Not only that, but dirty coils can also reduce the AC unit’s cooling action by as much as 30%.
Left unattended, the AC unit will eventually become less and less efficient while the monthly utility bills continue to skyrocket.
That said, you must regularly check your evaporator coils and clean them as needed.
At times, evaporator coils can collect debris and dirt quickly, so monthly cleaning may be needed.
Typically, however, evaporator coils need to be cleaned every three months.
Without proper care and upkeep, you can end up spending money on air conditioner repair as opposed to maintenance.
Cleaning Your Air Conditioners Coil.
Top Tips on How to Clean Your Evaporator Coil
✅ Use a Brush

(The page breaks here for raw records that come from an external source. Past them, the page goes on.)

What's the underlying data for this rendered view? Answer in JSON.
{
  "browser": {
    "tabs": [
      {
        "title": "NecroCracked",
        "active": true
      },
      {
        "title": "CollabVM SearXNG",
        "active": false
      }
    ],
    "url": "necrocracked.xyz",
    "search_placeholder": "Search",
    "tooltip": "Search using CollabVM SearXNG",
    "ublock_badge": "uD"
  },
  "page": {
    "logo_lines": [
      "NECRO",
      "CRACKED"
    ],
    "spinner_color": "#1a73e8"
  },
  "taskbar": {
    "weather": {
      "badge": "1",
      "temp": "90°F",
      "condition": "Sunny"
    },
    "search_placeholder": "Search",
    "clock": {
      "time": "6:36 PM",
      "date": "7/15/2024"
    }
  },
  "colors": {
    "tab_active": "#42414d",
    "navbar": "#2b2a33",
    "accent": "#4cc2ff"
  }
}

A brush can be very effective at removing light amounts of dirt from a dirty evaporator coil.
Using a brush is also a great option since you are more in control of the pressure you will apply and the areas you are cleaning.
Using a brush also makes it very easy to sweep the dirt away. Brushing also allows you to scrub harder when needed.

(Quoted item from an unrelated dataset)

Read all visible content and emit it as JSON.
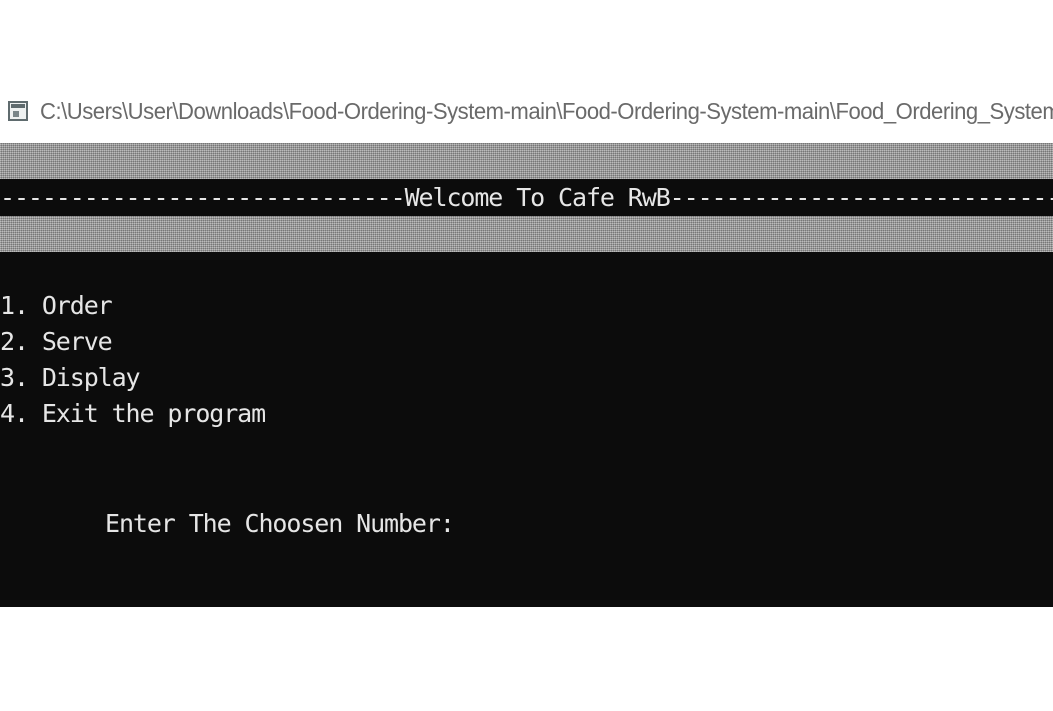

When using a brush to clean the evaporator coils, opt for a soft one so you won’t damage the fins.
✅ Use Compressed Air
If the buildup of dirt on the evaporator coil is not that heavy, using compressed air will often suffice.
It is also recommended that the compressed air is directed opposite the normal airflow across the evaporator coil.
It is also vital that you wear eye protection and use a shop vac when cleaning up the dirt and debris from an evaporator coil.
✅ Use Commercial Cleaners
When it comes to cleaners, you’d be delighted to know you have plenty of options available at your disposal.
Once you have chosen a brand, follow the instructions provided by the manufacturer.
Also, allow the cleaner to sit and foam until the debris, and the foam is drained away.
Reapply as needed or according to instructions or until the coils are clean.
✅ Use Water and a Mild Detergent
If you don’t like using a commercial cleaner, water and a mild detergent are other options you can look into.
Just mix detergent with warm water and put the mixture in a garden sprayer or spray bottle.
Spray the solution onto the evaporator coils and give it a few minutes to soak in so it loosens the debris and dirt.
Use a soft cloth to wipe away any loosened debris. Reapply as many times as you deem fit.
✅ Heavy Duty Cleaning
If your evaporator coils are so dirty, using heavy-duty cleaning chemicals might be your best option.
You will also need a pressure washer or steam cleaner for heavy-duty cleaning.
Heavy-duty cleaning may also require more than a typical cleaning.
In other words, it can involve coil removal, cutting refrigerant lines, and reassembling everything afterward.
So, heavy-duty cleaning is best left in the hands of a seasoned HVAC contractor.
✋ PRO TIP: Use low pressure if you must use a pressure washer.
It’s very easy to damage a condenser coil when using a high-pressure washer.
The fins work as heat sinks during the heat transfer process and are easily bendable.
A licensed HVAC contractor will know how to clean it correctly without causing further damage.
If you do accidentally bend a few fins, you can use a fin comb to straighten them out.
Do more damage, and you are looking at a replacement coil which can be expensive!
- The different supplies needed vary by the method used.
- The tools required differ based on the technique used.
Final Thoughts on Maintaining your Evaporator Coil
The importance of regularly cleaning your air conditioner’s or heat pump evaporator coils cannot be overemphasized.
With routine upkeep and cleaning, you can keep your air conditioning systems functioning efficiently while keeping your utility bills low.
Now you know how to clean your evaporator coil to keep your AC running in tip-top shape, but if you still have AC problems, it’s time to call out the experts.
Call the experts at Phyxter Home Services and find out how to keep your evaporator coils clean during cooling season.
Our air conditioning services are the best in the industry!
Check us out and see if there’s a Phyxter HVAC services technician in your area.
Looking for a new replacement filter? Check out our next article and choose the right filter for your home: Air Filter Guide. MERV Filter Ratings and What They Mean For Homeowners.
Dealing with other common AC problems? Check out: Top 18 Common AC Problems and Solutions